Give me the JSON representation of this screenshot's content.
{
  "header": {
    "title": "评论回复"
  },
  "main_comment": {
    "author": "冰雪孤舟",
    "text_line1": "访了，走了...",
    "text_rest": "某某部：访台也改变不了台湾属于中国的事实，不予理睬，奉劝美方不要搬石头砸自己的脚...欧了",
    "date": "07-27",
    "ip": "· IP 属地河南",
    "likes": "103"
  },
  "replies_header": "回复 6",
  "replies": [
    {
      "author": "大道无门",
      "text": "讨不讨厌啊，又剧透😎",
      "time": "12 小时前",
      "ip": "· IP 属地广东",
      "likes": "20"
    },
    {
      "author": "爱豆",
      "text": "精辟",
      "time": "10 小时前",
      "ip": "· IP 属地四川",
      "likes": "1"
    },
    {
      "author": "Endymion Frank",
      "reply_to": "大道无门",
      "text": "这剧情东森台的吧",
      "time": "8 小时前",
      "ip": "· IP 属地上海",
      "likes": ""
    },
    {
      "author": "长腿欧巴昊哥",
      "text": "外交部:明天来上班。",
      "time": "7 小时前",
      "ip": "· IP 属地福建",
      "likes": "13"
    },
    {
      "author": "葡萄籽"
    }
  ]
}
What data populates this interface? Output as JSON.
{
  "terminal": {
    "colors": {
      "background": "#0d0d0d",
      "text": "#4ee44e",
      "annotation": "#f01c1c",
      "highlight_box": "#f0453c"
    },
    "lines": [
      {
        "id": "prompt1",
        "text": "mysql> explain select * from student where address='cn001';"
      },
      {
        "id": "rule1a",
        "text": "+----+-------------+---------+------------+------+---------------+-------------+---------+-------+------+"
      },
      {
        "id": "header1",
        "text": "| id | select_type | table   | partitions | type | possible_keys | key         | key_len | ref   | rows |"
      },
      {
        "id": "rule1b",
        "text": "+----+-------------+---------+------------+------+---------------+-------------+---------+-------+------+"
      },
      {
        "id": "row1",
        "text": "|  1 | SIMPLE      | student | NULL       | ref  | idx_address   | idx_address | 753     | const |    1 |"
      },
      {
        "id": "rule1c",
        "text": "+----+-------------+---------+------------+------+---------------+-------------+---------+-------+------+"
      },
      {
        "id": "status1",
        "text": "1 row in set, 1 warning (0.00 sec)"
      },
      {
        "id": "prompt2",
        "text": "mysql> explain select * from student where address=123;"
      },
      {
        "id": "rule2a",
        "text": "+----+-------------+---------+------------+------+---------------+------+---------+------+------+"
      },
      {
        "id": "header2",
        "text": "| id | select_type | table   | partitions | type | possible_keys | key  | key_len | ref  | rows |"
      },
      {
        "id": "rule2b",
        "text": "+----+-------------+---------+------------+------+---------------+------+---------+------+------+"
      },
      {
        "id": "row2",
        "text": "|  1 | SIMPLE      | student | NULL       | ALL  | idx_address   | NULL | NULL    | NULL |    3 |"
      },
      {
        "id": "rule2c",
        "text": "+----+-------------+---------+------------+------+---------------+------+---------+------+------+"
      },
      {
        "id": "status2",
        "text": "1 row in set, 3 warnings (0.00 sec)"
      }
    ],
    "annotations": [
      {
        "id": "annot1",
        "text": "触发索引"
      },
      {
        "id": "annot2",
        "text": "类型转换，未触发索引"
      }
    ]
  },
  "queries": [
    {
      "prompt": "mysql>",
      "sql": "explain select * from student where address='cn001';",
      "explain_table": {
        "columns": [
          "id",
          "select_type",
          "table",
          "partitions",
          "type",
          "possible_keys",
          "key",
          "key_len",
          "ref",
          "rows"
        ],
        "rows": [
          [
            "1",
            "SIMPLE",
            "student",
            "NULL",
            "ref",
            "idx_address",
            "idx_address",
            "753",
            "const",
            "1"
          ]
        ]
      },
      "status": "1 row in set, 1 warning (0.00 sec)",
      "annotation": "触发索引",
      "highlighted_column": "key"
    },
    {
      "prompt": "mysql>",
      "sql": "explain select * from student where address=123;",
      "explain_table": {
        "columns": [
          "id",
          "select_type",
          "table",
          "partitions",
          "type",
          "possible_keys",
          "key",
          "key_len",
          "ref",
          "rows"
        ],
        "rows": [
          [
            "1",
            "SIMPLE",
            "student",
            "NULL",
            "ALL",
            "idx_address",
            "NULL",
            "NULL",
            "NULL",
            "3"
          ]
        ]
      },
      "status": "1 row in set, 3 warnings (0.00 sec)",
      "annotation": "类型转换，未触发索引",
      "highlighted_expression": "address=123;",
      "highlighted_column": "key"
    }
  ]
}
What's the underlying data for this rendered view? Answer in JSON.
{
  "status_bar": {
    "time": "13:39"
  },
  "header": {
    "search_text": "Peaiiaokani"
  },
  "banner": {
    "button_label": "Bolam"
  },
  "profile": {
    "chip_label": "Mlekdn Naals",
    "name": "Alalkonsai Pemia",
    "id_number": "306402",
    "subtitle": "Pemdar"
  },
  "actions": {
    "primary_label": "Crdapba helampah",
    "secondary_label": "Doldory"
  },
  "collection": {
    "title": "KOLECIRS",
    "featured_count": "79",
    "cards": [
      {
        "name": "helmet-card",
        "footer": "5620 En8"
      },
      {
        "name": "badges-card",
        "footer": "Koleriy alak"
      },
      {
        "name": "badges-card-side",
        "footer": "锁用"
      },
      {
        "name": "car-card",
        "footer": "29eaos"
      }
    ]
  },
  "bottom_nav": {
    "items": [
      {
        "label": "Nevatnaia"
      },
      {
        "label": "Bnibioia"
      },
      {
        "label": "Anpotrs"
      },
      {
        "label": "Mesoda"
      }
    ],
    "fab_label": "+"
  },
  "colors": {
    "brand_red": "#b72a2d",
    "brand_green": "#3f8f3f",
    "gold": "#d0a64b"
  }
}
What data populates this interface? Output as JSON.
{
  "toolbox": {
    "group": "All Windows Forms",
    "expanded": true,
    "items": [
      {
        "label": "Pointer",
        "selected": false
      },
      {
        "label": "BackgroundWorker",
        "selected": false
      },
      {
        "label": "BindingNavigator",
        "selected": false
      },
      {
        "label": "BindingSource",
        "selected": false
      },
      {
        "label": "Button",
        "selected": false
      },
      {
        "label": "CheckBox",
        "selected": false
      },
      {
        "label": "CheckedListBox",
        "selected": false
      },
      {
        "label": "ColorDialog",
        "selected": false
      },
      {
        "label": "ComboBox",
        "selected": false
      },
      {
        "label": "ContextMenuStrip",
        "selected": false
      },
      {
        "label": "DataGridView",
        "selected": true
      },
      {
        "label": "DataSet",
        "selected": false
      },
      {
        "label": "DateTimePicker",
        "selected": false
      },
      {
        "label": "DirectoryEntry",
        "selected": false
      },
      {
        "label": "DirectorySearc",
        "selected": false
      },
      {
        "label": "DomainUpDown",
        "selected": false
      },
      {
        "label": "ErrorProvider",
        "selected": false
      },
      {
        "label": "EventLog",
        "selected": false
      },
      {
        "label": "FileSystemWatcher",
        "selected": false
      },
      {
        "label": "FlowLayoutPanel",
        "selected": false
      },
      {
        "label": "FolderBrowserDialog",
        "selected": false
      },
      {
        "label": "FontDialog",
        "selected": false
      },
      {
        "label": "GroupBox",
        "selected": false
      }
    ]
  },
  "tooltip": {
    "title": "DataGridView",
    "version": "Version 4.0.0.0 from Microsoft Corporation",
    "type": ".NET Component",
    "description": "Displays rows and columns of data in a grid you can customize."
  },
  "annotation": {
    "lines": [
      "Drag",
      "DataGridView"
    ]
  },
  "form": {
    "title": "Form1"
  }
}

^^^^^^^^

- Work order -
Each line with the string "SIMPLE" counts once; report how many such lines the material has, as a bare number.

- Problem solution -
4